--- Assignment ---
Reproduce every entry exactly as written.

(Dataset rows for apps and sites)
▼▼▼
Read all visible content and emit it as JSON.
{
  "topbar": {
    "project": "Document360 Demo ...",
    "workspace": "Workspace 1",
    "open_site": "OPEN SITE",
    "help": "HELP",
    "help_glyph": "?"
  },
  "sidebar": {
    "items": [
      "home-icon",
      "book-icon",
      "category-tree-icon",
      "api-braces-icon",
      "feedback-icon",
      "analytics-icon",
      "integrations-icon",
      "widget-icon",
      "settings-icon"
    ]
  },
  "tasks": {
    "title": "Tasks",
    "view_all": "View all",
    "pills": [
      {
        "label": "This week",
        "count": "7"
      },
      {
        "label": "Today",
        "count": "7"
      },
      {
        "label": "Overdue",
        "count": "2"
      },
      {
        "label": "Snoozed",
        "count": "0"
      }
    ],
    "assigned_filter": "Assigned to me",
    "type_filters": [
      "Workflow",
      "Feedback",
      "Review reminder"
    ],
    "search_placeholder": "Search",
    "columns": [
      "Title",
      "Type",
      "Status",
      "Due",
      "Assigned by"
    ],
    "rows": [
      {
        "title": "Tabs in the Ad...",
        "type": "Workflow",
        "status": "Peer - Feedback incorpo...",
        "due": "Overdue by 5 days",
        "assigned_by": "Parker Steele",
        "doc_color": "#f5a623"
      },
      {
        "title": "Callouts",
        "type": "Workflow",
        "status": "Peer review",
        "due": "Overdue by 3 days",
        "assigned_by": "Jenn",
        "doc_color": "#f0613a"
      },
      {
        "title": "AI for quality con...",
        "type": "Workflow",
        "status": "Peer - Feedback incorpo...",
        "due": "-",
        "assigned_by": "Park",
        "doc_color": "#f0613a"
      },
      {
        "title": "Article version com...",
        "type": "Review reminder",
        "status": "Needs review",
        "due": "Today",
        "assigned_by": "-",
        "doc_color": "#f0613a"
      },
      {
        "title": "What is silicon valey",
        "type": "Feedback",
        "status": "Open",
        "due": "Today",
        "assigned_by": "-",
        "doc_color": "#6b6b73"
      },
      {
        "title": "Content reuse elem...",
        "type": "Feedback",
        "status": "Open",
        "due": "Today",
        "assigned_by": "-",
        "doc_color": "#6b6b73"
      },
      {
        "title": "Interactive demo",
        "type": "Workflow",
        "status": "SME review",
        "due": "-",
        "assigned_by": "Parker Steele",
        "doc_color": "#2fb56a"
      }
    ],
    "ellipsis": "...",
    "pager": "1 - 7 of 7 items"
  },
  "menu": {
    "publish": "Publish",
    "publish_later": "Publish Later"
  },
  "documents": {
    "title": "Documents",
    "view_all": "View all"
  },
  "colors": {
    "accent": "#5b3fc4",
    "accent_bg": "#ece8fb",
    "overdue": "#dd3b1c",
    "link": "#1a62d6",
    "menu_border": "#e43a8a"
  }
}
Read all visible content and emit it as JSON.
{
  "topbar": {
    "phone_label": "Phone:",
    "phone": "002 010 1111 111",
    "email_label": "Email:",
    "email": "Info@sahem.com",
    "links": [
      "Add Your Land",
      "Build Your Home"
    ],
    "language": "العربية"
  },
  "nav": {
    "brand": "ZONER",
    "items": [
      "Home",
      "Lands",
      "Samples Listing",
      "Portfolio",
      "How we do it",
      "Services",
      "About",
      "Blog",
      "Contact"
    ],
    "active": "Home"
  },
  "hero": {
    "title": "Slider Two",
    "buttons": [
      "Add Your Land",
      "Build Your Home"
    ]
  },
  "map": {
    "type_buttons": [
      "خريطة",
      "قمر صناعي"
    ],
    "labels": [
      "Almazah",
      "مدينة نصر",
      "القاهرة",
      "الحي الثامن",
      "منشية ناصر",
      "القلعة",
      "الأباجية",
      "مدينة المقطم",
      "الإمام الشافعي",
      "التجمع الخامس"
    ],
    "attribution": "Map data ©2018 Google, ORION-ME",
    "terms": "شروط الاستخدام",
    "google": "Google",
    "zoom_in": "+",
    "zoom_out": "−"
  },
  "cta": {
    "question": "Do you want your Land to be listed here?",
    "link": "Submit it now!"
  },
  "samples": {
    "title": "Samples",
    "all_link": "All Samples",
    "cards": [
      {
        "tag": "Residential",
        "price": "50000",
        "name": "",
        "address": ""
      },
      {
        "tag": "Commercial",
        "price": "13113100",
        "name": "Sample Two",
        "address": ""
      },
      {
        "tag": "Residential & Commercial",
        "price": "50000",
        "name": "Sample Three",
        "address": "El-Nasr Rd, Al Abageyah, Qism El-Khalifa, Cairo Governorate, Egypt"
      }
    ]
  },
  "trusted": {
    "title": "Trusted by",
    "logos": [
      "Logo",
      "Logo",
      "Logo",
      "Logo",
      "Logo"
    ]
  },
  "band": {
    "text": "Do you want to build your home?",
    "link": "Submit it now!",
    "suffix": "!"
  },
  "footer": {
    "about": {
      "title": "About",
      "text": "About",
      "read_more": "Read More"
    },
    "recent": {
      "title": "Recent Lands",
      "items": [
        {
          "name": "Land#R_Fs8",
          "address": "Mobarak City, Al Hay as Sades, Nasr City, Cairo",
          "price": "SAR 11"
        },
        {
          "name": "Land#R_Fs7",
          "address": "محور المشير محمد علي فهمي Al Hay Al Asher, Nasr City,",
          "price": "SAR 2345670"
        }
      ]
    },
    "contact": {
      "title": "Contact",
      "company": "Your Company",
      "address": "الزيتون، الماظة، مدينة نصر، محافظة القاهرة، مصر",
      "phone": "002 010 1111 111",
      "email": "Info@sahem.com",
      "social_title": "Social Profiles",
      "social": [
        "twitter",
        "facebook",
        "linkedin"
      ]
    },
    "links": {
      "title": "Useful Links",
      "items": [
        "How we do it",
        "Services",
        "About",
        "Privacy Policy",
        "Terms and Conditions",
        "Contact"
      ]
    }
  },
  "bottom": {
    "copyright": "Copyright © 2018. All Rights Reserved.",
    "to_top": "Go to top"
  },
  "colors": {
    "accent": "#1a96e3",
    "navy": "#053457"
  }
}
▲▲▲
--- Task result ---
Read all visible content and emit it as JSON.
{
  "topbar": {
    "project": "Document360 Demo ...",
    "workspace": "Workspace 1",
    "open_site": "OPEN SITE",
    "help": "HELP",
    "help_glyph": "?"
  },
  "sidebar": {
    "items": [
      "home-icon",
      "book-icon",
      "category-tree-icon",
      "api-braces-icon",
      "feedback-icon",
      "analytics-icon",
      "integrations-icon",
      "widget-icon",
      "settings-icon"
    ]
  },
  "tasks": {
    "title": "Tasks",
    "view_all": "View all",
    "pills": [
      {
        "label": "This week",
        "count": "7"
      },
      {
        "label": "Today",
        "count": "7"
      },
      {
        "label": "Overdue",
        "count": "2"
      },
      {
        "label": "Snoozed",
        "count": "0"
      }
    ],
    "assigned_filter": "Assigned to me",
    "type_filters": [
      "Workflow",
      "Feedback",
      "Review reminder"
    ],
    "search_placeholder": "Search",
    "columns": [
      "Title",
      "Type",
      "Status",
      "Due",
      "Assigned by"
    ],
    "rows": [
      {
        "title": "Tabs in the Ad...",
        "type": "Workflow",
        "status": "Peer - Feedback incorpo...",
        "due": "Overdue by 5 days",
        "assigned_by": "Parker Steele",
        "doc_color": "#f5a623"
      },
      {
        "title": "Callouts",
        "type": "Workflow",
        "status": "Peer review",
        "due": "Overdue by 3 days",
        "assigned_by": "Jenn",
        "doc_color": "#f0613a"
      },
      {
        "title": "AI for quality con...",
        "type": "Workflow",
        "status": "Peer - Feedback incorpo...",
        "due": "-",
        "assigned_by": "Park",
        "doc_color": "#f0613a"
      },
      {
        "title": "Article version com...",
        "type": "Review reminder",
        "status": "Needs review",
        "due": "Today",
        "assigned_by": "-",
        "doc_color": "#f0613a"
      },
      {
        "title": "What is silicon valey",
        "type": "Feedback",
        "status": "Open",
        "due": "Today",
        "assigned_by": "-",
        "doc_color": "#6b6b73"
      },
      {
        "title": "Content reuse elem...",
        "type": "Feedback",
        "status": "Open",
        "due": "Today",
        "assigned_by": "-",
        "doc_color": "#6b6b73"
      },
      {
        "title": "Interactive demo",
        "type": "Workflow",
        "status": "SME review",
        "due": "-",
        "assigned_by": "Parker Steele",
        "doc_color": "#2fb56a"
      }
    ],
    "ellipsis": "...",
    "pager": "1 - 7 of 7 items"
  },
  "menu": {
    "publish": "Publish",
    "publish_later": "Publish Later"
  },
  "documents": {
    "title": "Documents",
    "view_all": "View all"
  },
  "colors": {
    "accent": "#5b3fc4",
    "accent_bg": "#ece8fb",
    "overdue": "#dd3b1c",
    "link": "#1a62d6",
    "menu_border": "#e43a8a"
  }
}
Read all visible content and emit it as JSON.
{
  "topbar": {
    "phone_label": "Phone:",
    "phone": "002 010 1111 111",
    "email_label": "Email:",
    "email": "Info@sahem.com",
    "links": [
      "Add Your Land",
      "Build Your Home"
    ],
    "language": "العربية"
  },
  "nav": {
    "brand": "ZONER",
    "items": [
      "Home",
      "Lands",
      "Samples Listing",
      "Portfolio",
      "How we do it",
      "Services",
      "About",
      "Blog",
      "Contact"
    ],
    "active": "Home"
  },
  "hero": {
    "title": "Slider Two",
    "buttons": [
      "Add Your Land",
      "Build Your Home"
    ]
  },
  "map": {
    "type_buttons": [
      "خريطة",
      "قمر صناعي"
    ],
    "labels": [
      "Almazah",
      "مدينة نصر",
      "القاهرة",
      "الحي الثامن",
      "منشية ناصر",
      "القلعة",
      "الأباجية",
      "مدينة المقطم",
      "الإمام الشافعي",
      "التجمع الخامس"
    ],
    "attribution": "Map data ©2018 Google, ORION-ME",
    "terms": "شروط الاستخدام",
    "google": "Google",
    "zoom_in": "+",
    "zoom_out": "−"
  },
  "cta": {
    "question": "Do you want your Land to be listed here?",
    "link": "Submit it now!"
  },
  "samples": {
    "title": "Samples",
    "all_link": "All Samples",
    "cards": [
      {
        "tag": "Residential",
        "price": "50000",
        "name": "",
        "address": ""
      },
      {
        "tag": "Commercial",
        "price": "13113100",
        "name": "Sample Two",
        "address": ""
      },
      {
        "tag": "Residential & Commercial",
        "price": "50000",
        "name": "Sample Three",
        "address": "El-Nasr Rd, Al Abageyah, Qism El-Khalifa, Cairo Governorate, Egypt"
      }
    ]
  },
  "trusted": {
    "title": "Trusted by",
    "logos": [
      "Logo",
      "Logo",
      "Logo",
      "Logo",
      "Logo"
    ]
  },
  "band": {
    "text": "Do you want to build your home?",
    "link": "Submit it now!",
    "suffix": "!"
  },
  "footer": {
    "about": {
      "title": "About",
      "text": "About",
      "read_more": "Read More"
    },
    "recent": {
      "title": "Recent Lands",
      "items": [
        {
          "name": "Land#R_Fs8",
          "address": "Mobarak City, Al Hay as Sades, Nasr City, Cairo",
          "price": "SAR 11"
        },
        {
          "name": "Land#R_Fs7",
          "address": "محور المشير محمد علي فهمي Al Hay Al Asher, Nasr City,",
          "price": "SAR 2345670"
        }
      ]
    },
    "contact": {
      "title": "Contact",
      "company": "Your Company",
      "address": "الزيتون، الماظة، مدينة نصر، محافظة القاهرة، مصر",
      "phone": "002 010 1111 111",
      "email": "Info@sahem.com",
      "social_title": "Social Profiles",
      "social": [
        "twitter",
        "facebook",
        "linkedin"
      ]
    },
    "links": {
      "title": "Useful Links",
      "items": [
        "How we do it",
        "Services",
        "About",
        "Privacy Policy",
        "Terms and Conditions",
        "Contact"
      ]
    }
  },
  "bottom": {
    "copyright": "Copyright © 2018. All Rights Reserved.",
    "to_top": "Go to top"
  },
  "colors": {
    "accent": "#1a96e3",
    "navy": "#053457"
  }
}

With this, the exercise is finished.